### Dataset records ###
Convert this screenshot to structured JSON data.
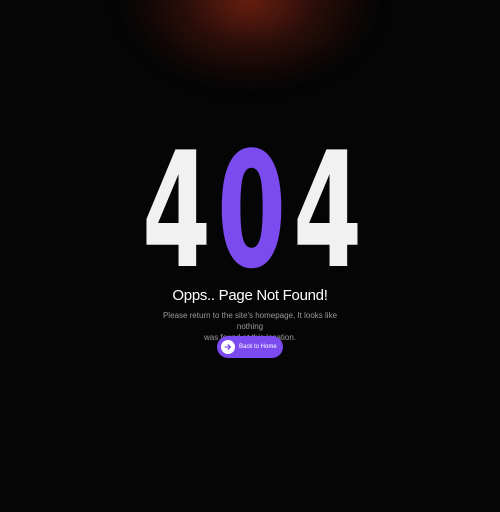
{
  "error": {
    "code_first": "4",
    "code_middle": "0",
    "code_last": "4"
  },
  "heading": "Opps.. Page Not Found!",
  "description_line1": "Please return to the site's homepage, It looks like nothing",
  "description_line2": "was found at this location.",
  "back_button": {
    "label": "Back to Home",
    "icon": "arrow-right-icon"
  },
  "colors": {
    "background": "#050505",
    "accent": "#7c4bf0",
    "digit": "#f1f1f1",
    "glow": "#8c2814"
  }
}
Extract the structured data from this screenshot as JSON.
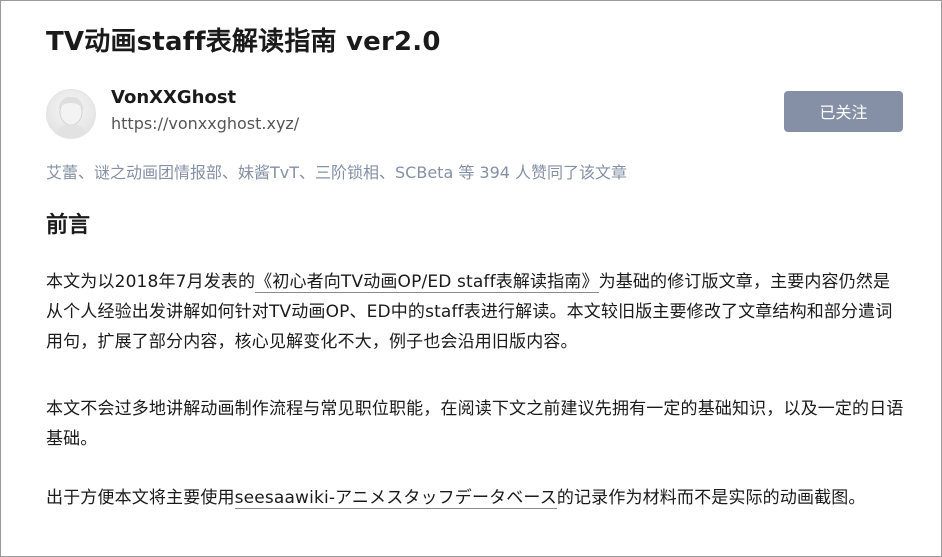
{
  "article": {
    "title": "TV动画staff表解读指南 ver2.0"
  },
  "author": {
    "name": "VonXXGhost",
    "url": "https://vonxxghost.xyz/",
    "avatar_icon": "avatar-image"
  },
  "follow_button": {
    "label": "已关注",
    "bg_color": "#8590a6"
  },
  "likes": {
    "text": "艾蕾、谜之动画团情报部、妹酱TvT、三阶锁相、SCBeta 等 394 人赞同了该文章",
    "color": "#8590a6"
  },
  "section": {
    "heading": "前言"
  },
  "paragraphs": {
    "p1_pre": "本文为以2018年7月发表的",
    "p1_link": "《初心者向TV动画OP/ED staff表解读指南》",
    "p1_post": "为基础的修订版文章，主要内容仍然是从个人经验出发讲解如何针对TV动画OP、ED中的staff表进行解读。本文较旧版主要修改了文章结构和部分遣词用句，扩展了部分内容，核心见解变化不大，例子也会沿用旧版内容。",
    "p2": "本文不会过多地讲解动画制作流程与常见职位职能，在阅读下文之前建议先拥有一定的基础知识，以及一定的日语基础。",
    "p3_pre": "出于方便本文将主要使用",
    "p3_link": "seesaawiki-アニメスタッフデータベース",
    "p3_post": "的记录作为材料而不是实际的动画截图。"
  }
}
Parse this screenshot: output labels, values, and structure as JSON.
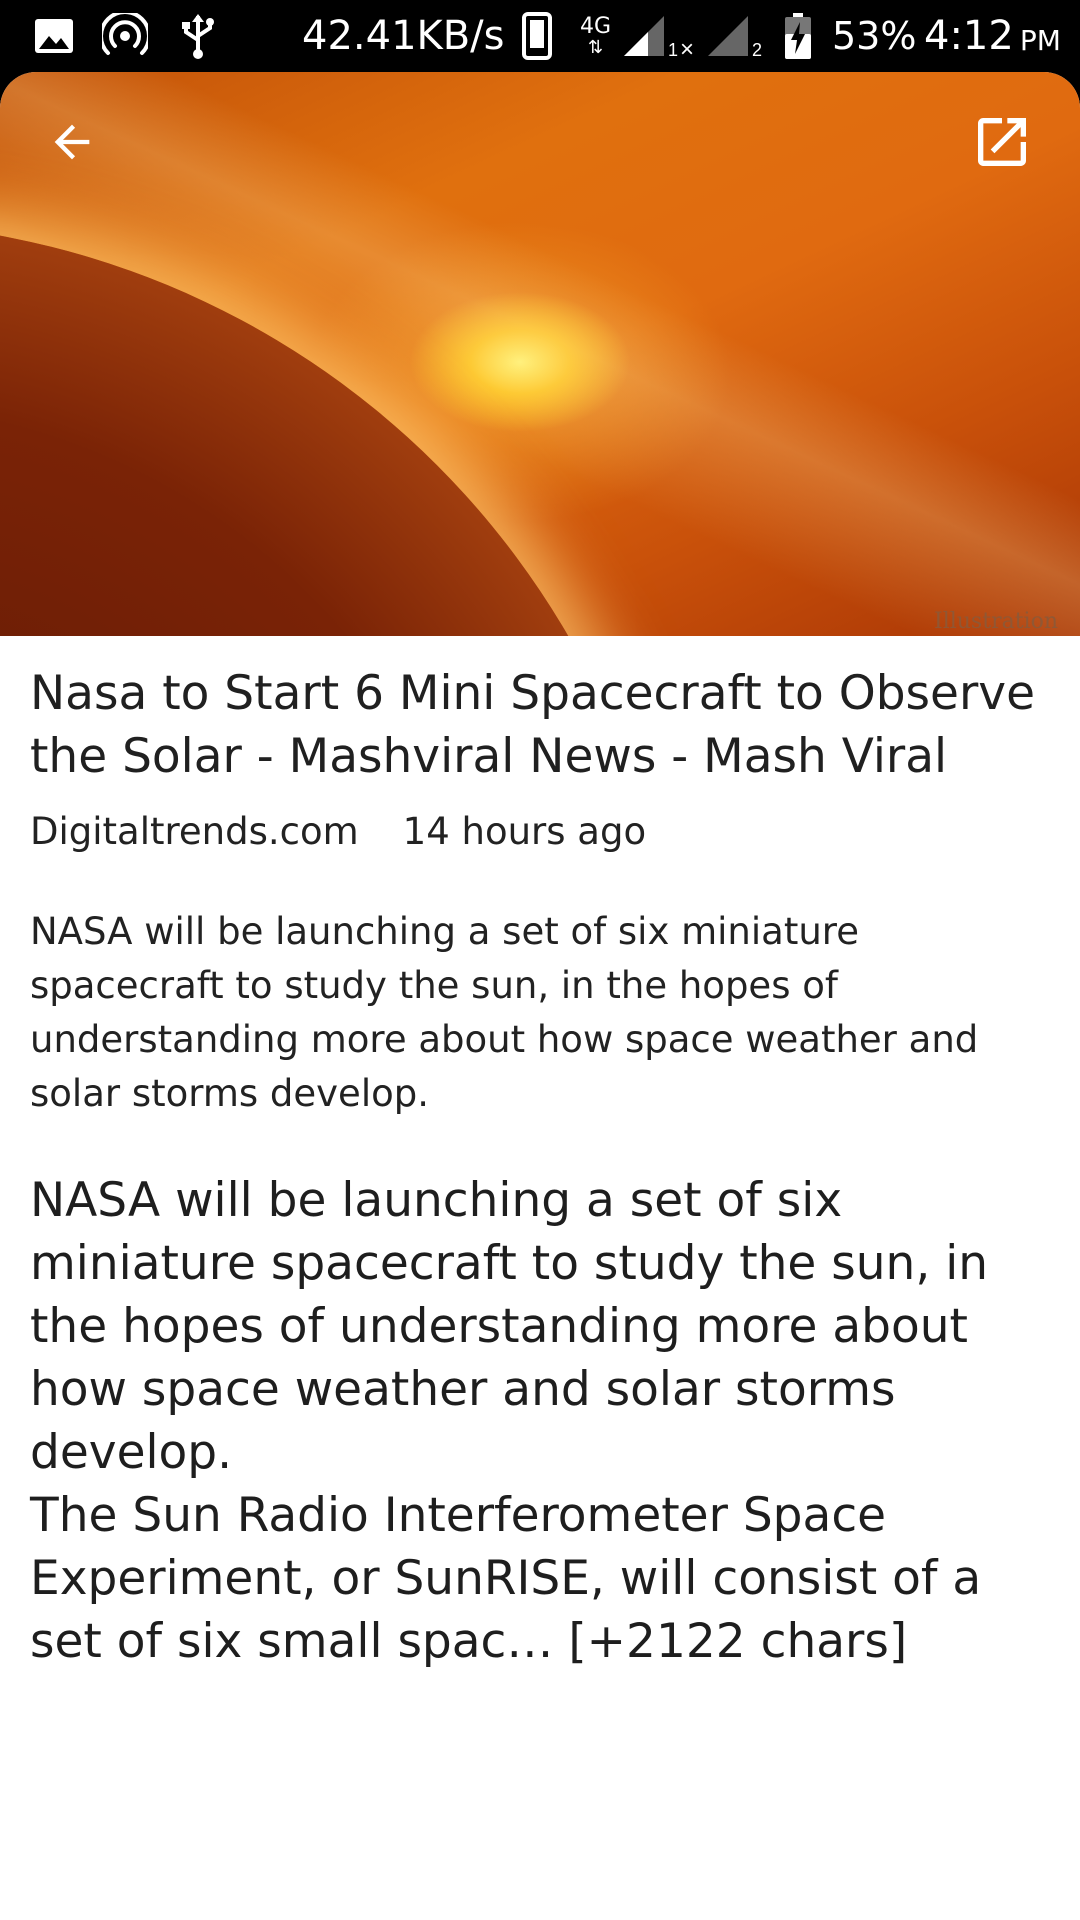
{
  "status_bar": {
    "speed": "42.41KB/s",
    "network": "4G",
    "sim1_label": "1",
    "sim2_label": "2",
    "battery": "53%",
    "time": "4:12",
    "ampm": "PM"
  },
  "article": {
    "caption": "Illustration",
    "title": "Nasa to Start 6 Mini Spacecraft to Observe the Solar - Mashviral News - Mash Viral",
    "source": "Digitaltrends.com",
    "time_ago": "14 hours ago",
    "summary": "NASA will be launching a set of six miniature spacecraft to study the sun, in the hopes of understanding more about how space weather and solar storms develop.",
    "body_p1": "NASA will be launching a set of six miniature spacecraft to study the sun, in the hopes of understanding more about how space weather and solar storms develop.",
    "body_p2": "The Sun Radio Interferometer Space Experiment, or SunRISE, will consist of a set of six small spac… [+2122 chars]"
  },
  "icons": {
    "back": "arrow-back-icon",
    "open_external": "open-in-new-icon"
  },
  "colors": {
    "status_bar_bg": "#000000",
    "card_bg": "#ffffff",
    "text": "#222222"
  }
}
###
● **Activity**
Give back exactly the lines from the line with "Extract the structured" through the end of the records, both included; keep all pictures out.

● **Answer section**
Extract the structured data from this screenshot as JSON.
{
  "article": {
    "title": "TV动画staff表解读指南 ver2.0"
  },
  "author": {
    "name": "VonXXGhost",
    "url": "https://vonxxghost.xyz/",
    "avatar_icon": "avatar-image"
  },
  "follow_button": {
    "label": "已关注",
    "bg_color": "#8590a6"
  },
  "likes": {
    "text": "艾蕾、谜之动画团情报部、妹酱TvT、三阶锁相、SCBeta 等 394 人赞同了该文章",
    "color": "#8590a6"
  },
  "section": {
    "heading": "前言"
  },
  "paragraphs": {
    "p1_pre": "本文为以2018年7月发表的",
    "p1_link": "《初心者向TV动画OP/ED staff表解读指南》",
    "p1_post": "为基础的修订版文章，主要内容仍然是从个人经验出发讲解如何针对TV动画OP、ED中的staff表进行解读。本文较旧版主要修改了文章结构和部分遣词用句，扩展了部分内容，核心见解变化不大，例子也会沿用旧版内容。",
    "p2": "本文不会过多地讲解动画制作流程与常见职位职能，在阅读下文之前建议先拥有一定的基础知识，以及一定的日语基础。",
    "p3_pre": "出于方便本文将主要使用",
    "p3_link": "seesaawiki-アニメスタッフデータベース",
    "p3_post": "的记录作为材料而不是实际的动画截图。"
  }
}
Parse this screenshot: output labels, values, and structure as JSON.
{
  "status_bar": {
    "speed": "42.41KB/s",
    "network": "4G",
    "sim1_label": "1",
    "sim2_label": "2",
    "battery": "53%",
    "time": "4:12",
    "ampm": "PM"
  },
  "article": {
    "caption": "Illustration",
    "title": "Nasa to Start 6 Mini Spacecraft to Observe the Solar - Mashviral News - Mash Viral",
    "source": "Digitaltrends.com",
    "time_ago": "14 hours ago",
    "summary": "NASA will be launching a set of six miniature spacecraft to study the sun, in the hopes of understanding more about how space weather and solar storms develop.",
    "body_p1": "NASA will be launching a set of six miniature spacecraft to study the sun, in the hopes of understanding more about how space weather and solar storms develop.",
    "body_p2": "The Sun Radio Interferometer Space Experiment, or SunRISE, will consist of a set of six small spac… [+2122 chars]"
  },
  "icons": {
    "back": "arrow-back-icon",
    "open_external": "open-in-new-icon"
  },
  "colors": {
    "status_bar_bg": "#000000",
    "card_bg": "#ffffff",
    "text": "#222222"
  }
}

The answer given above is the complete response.